Today’s images are all from the National Archives.
Before you leave home this holiday weekend, consider all options:
Poster circulated in Philadelphia in 1839 to discourage the coming of the railroad. It reads in part: “Philadelphians, your RIGHTS are being invaded! regardless of your interests or the LIVES OF YOUR LITTLE ONES. THE CAMDEN AND AMBOY with the assistance of other companies without a Charter, and in VIOLATION OF LAW as decreed by your Courts, are laying a LOCOMOTIVE RAILROAD! RALLY PEOPLE in the Majesty of your Strength and forbid THIS OUTRAGE!” 30-N-46-1957. (american_cities_096.jpg)
Maybe they were right, considering the scene less than 60 years later.
Horse-drawn wagons and carriages, an electric trolley car, and pedestrians congest a cobblestone Philadelphia street in 1897.30-N-36713. (american_cities_100.jpg) [Archives]
This happy couple has chosen a gentler means of travel for their 1886 Washington tour. Would you call this a quadcycle?
Archives 77-RP-7347-4. (american_cities_056.jpg)
Here’s another shot from 1886. These folks are in Loup Valley, Nebraska. No indication of where they started from or how long they’ve left to go.

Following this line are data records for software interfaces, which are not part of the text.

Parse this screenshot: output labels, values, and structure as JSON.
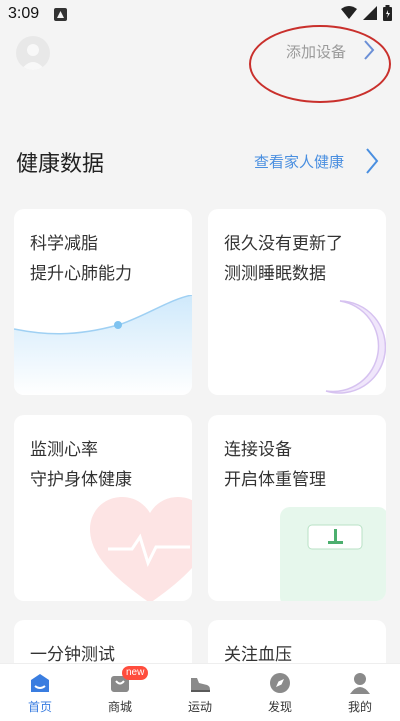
{
  "status_bar": {
    "time": "3:09"
  },
  "header": {
    "add_device_label": "添加设备"
  },
  "section": {
    "title": "健康数据",
    "family_link": "查看家人健康"
  },
  "cards": [
    {
      "line1": "科学减脂",
      "line2": "提升心肺能力",
      "visual": "wave-chart"
    },
    {
      "line1": "很久没有更新了",
      "line2": "测测睡眠数据",
      "visual": "moon"
    },
    {
      "line1": "监测心率",
      "line2": "守护身体健康",
      "visual": "heart"
    },
    {
      "line1": "连接设备",
      "line2": "开启体重管理",
      "visual": "scale"
    },
    {
      "line1": "一分钟测试"
    },
    {
      "line1": "关注血压"
    }
  ],
  "tabs": [
    {
      "label": "首页",
      "icon": "home-icon",
      "active": true
    },
    {
      "label": "商城",
      "icon": "shop-icon",
      "badge": "new"
    },
    {
      "label": "运动",
      "icon": "shoe-icon"
    },
    {
      "label": "发现",
      "icon": "compass-icon"
    },
    {
      "label": "我的",
      "icon": "profile-icon"
    }
  ],
  "colors": {
    "accent": "#3a7de0",
    "link": "#4a8fe0",
    "badge": "#ff4d3d",
    "annotation": "#c9302c"
  }
}
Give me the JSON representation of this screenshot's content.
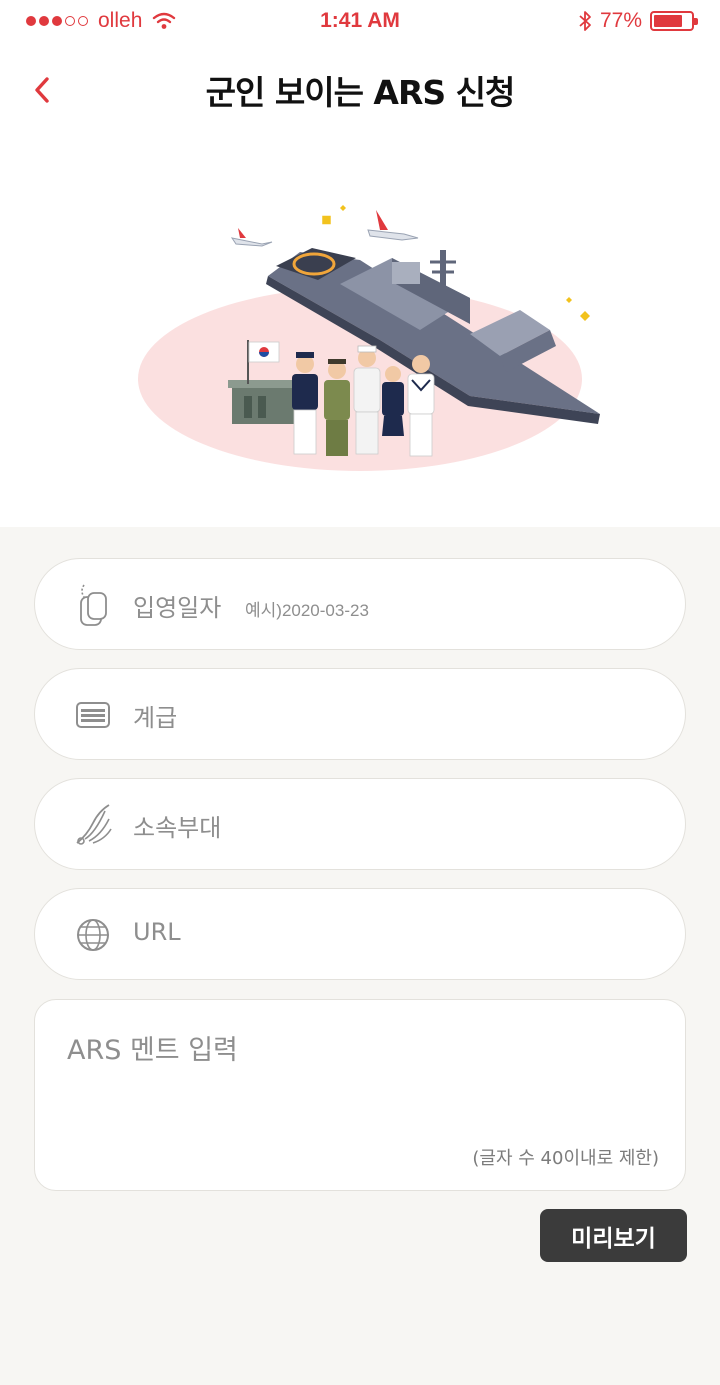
{
  "status_bar": {
    "carrier": "olleh",
    "time": "1:41 AM",
    "battery": "77%",
    "battery_level": 0.77
  },
  "header": {
    "title": "군인 보이는 ARS 신청"
  },
  "form": {
    "enlist_date": {
      "label": "입영일자",
      "hint": "예시)2020-03-23",
      "icon": "dog-tag-icon"
    },
    "rank": {
      "label": "계급",
      "icon": "rank-icon"
    },
    "unit": {
      "label": "소속부대",
      "icon": "wing-icon"
    },
    "url": {
      "label": "URL",
      "icon": "globe-icon"
    },
    "ars": {
      "placeholder": "ARS 멘트 입력",
      "limit": "(글자 수 40이내로 제한)"
    },
    "preview_label": "미리보기"
  },
  "colors": {
    "accent": "#e0393e",
    "button_dark": "#3b3b3b",
    "page_bg": "#f7f6f3"
  }
}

In 1912, covered wagons shared the road with automobiles in Nebraska.
Covered wagon with jackrabbit mules encounters an automobile on the trail near Big Springs, Nebr. By A. L. Westgard, 1912. 30-N-9OO6. [Archives]
Don’t forget to pack a picnic. Rifle optional.
Officers and guests lunch under giant cactus near Fort Thomas, Arizona. February 18, 1886. 111-SC-83730